This idea sounded good in my head, but turned out to be a spectacular failure. Within an hour, my laptop got hot, like I-would-have-sustained-injuries-if-it-had-been-on-my-lap hot, and for some reason the fan wasn’t turning on. It was also slow, so an enormous amount of effort was being expended with nothing to show for it.

# A Programmable Turing Machine

Instead of a single-purpose machine with some fixed instructions burned into it or whatever, what if the instructions were configurable? There would be just one machine, and it could be programmed not to simulate another machine, but to do just exactly what that machine would do. The mental picture I have is like one of those gigantic early computers with a bunch of toggles and switches, the kind of machine that was typically operated by women.6

It isn’t hard to see how the program above could be generalized, but there is a technical snag when implementing it in C. In standard C, `goto` targets (or “labels”) must be known at compile time. But the Turing machine to be executed won’t be known until runtime, and so neither will its control flow. One way to get around this constraint is to use GCC’s labels-as-values extension.7 This allows for passing around label addresses as values, putting them into variables, etc. With that and a little input handling, a programmable Turing machine is straightforward:

On my feeble laptop, this thing burns through Pascal Michel’s list of the 23 longest-running 5-state Turing machines in under 4 seconds.

# Conclusion

The programmable Turing machine model is both faster than the simulator model and affords a more authentic expression of computational processes. I therefore conclude that Turing machines are programmable, and the appropriate name for Turing machine representations is “program”.

# Discussion Questions

1. What format does the programmable Turing machine expect for its programs?
2. The programmable Turing machine only runs 5-state 2-color programs. Can it be extended to handle other cases?
3. What exactly went wrong with the “mass production” strategy? Could it be salvaged into something workable?
4. Why did the “mass production” strategy make the author’s laptop so hot?
5. Is it ethical to write nonstandard C?
6. Why doesn’t standard C permit putting labels into variables?

# Programming Exercises

1. Implement `1RB 1LC 1RC 1RB 1RD 0LE 1LA 1LD 1RH 0LA` directly (that is, without any mediating structure) in Scheme.
2. Implement the programmable Turing machine in Scheme.
3. Implement a Turing machine simulator in Python that is faster than the author’s.

# Footnotes

1 Martin Davis put it this way:

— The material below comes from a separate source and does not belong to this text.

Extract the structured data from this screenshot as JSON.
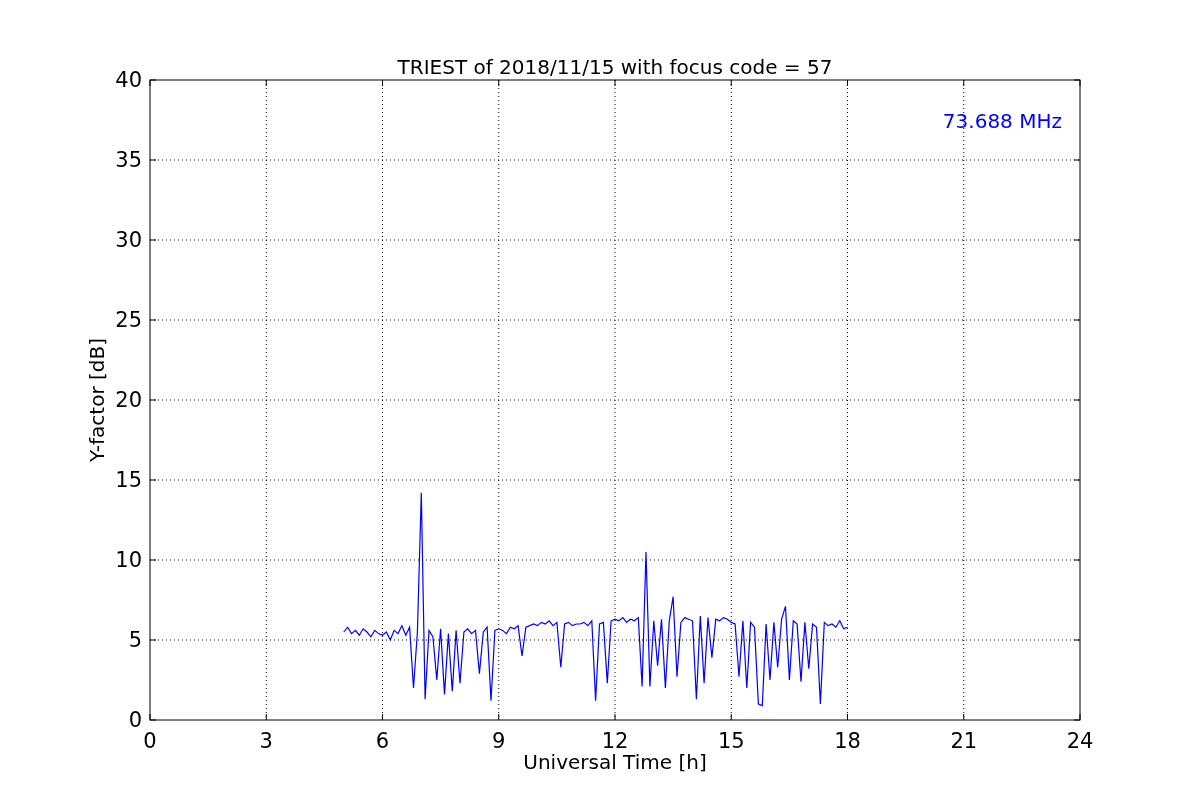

Before Turing the general supposition was that in dealing with such machines the three categories, machine, program, and data, were entirely separate entities. The machine was a physical object; today we would call it hardware. The program was the plan for doing a computation, perhaps embodied in punched cards or connections of cables in a plugboard. Finally, the data was the numerical input. Turing’s universal machine showed that the distinctness of these three categories is an illusion. A Turing machine is initially envisioned as a machine with mechanical parts, hardware. But its code on the tape of the universal machine functions as a program, detailing the instructions to the universal machine needed for the appropriate computation to be carried out. Finally, the universal machine in its step-by-step actions sees the digits of a machine code as just more data to be worked on. This fluidity among these three concepts is fundamental to contemporary computer practice.

2 In particular, there are the so-called “4-tuple” and “5-tuple” definitions. The 5-tuple definition is the standard for the Busy Beaver competition, and it’s what is used in this post.

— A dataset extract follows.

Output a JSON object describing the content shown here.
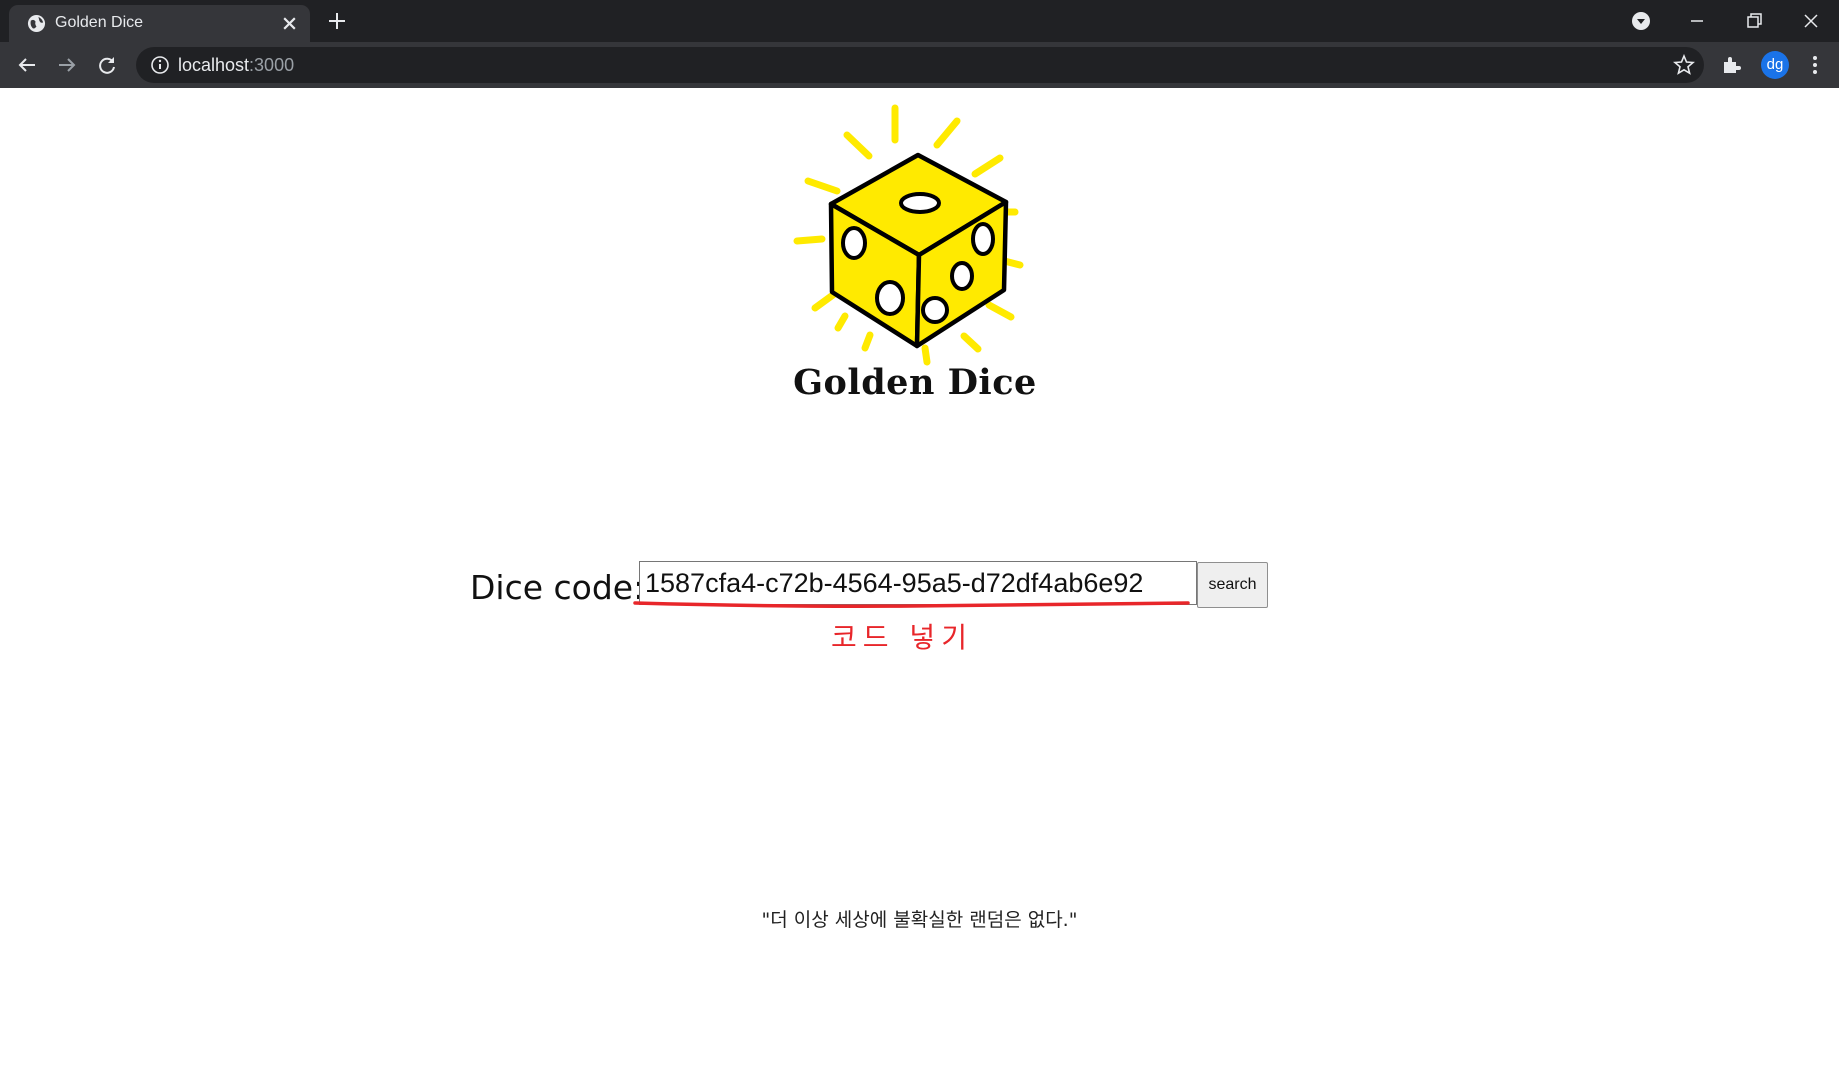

3 Of course, a Python program is run by an interpreter, so a simulator written in Python is a program that runs a program that runs a program. The same goes for any “interpreted language”.

4 This reason will only be compelling to you if you are some kind of hippie weirdo, like me.

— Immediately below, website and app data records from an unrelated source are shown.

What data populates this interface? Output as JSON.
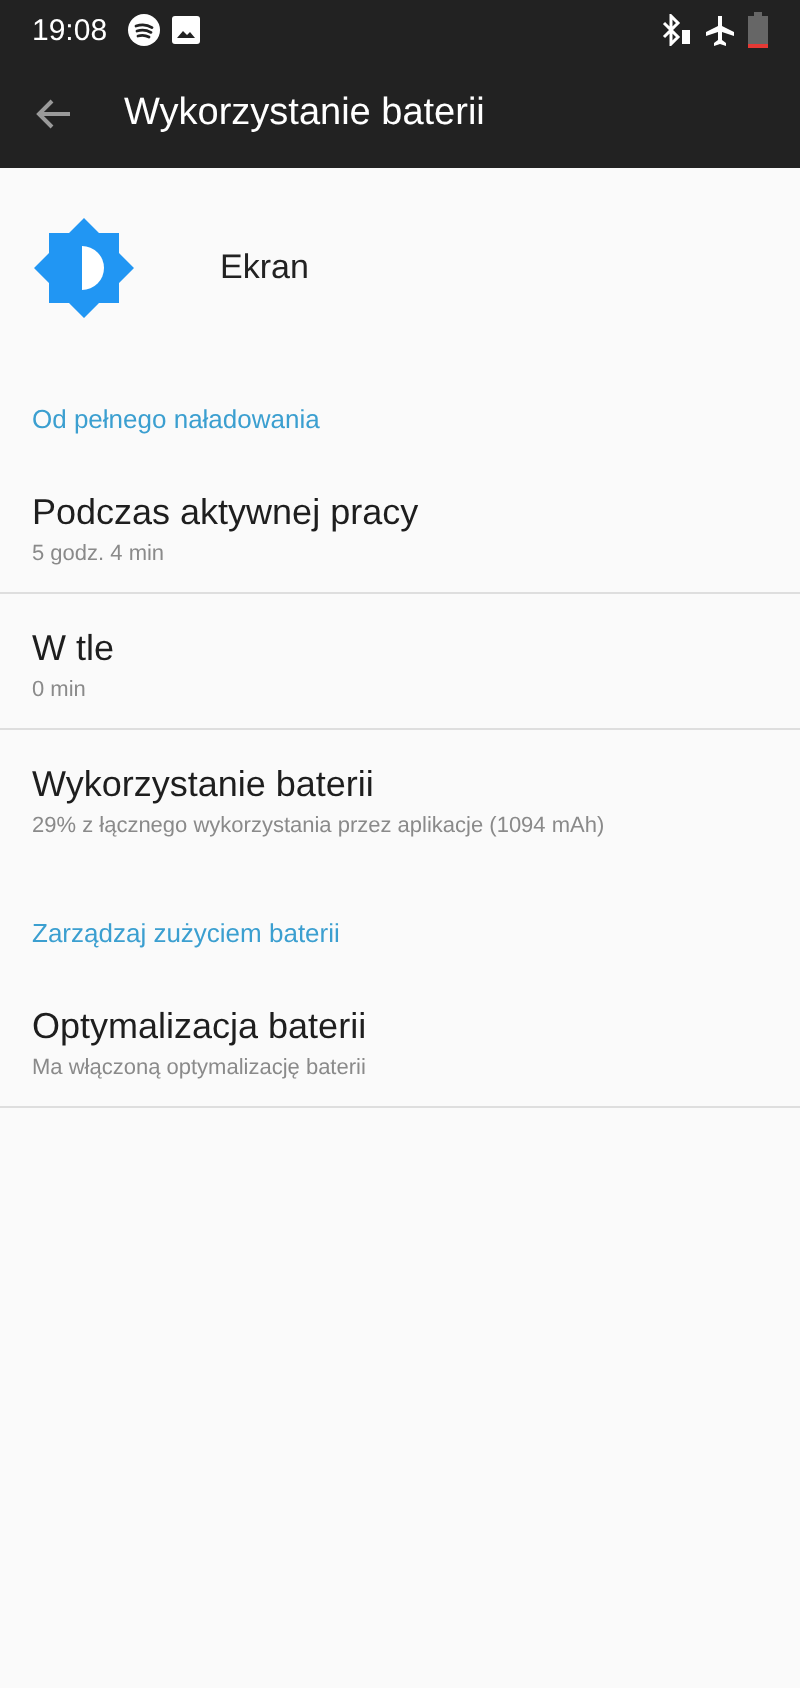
{
  "status_bar": {
    "time": "19:08"
  },
  "toolbar": {
    "title": "Wykorzystanie baterii"
  },
  "app": {
    "name": "Ekran"
  },
  "sections": [
    {
      "header": "Od pełnego naładowania",
      "items": [
        {
          "title": "Podczas aktywnej pracy",
          "summary": "5 godz. 4 min"
        },
        {
          "title": "W tle",
          "summary": "0 min"
        },
        {
          "title": "Wykorzystanie baterii",
          "summary": "29% z łącznego wykorzystania przez aplikacje (1094 mAh)"
        }
      ]
    },
    {
      "header": "Zarządzaj zużyciem baterii",
      "items": [
        {
          "title": "Optymalizacja baterii",
          "summary": "Ma włączoną optymalizację baterii"
        }
      ]
    }
  ]
}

5 If anyone has a general-purpose Turing machine simulator written in Python that can do better, I would love to see it.

7 In standard C, this same logic could be expressed with a `switch` statement, but that is a little too close to the mediative simulation approach for my taste. It’s also slower.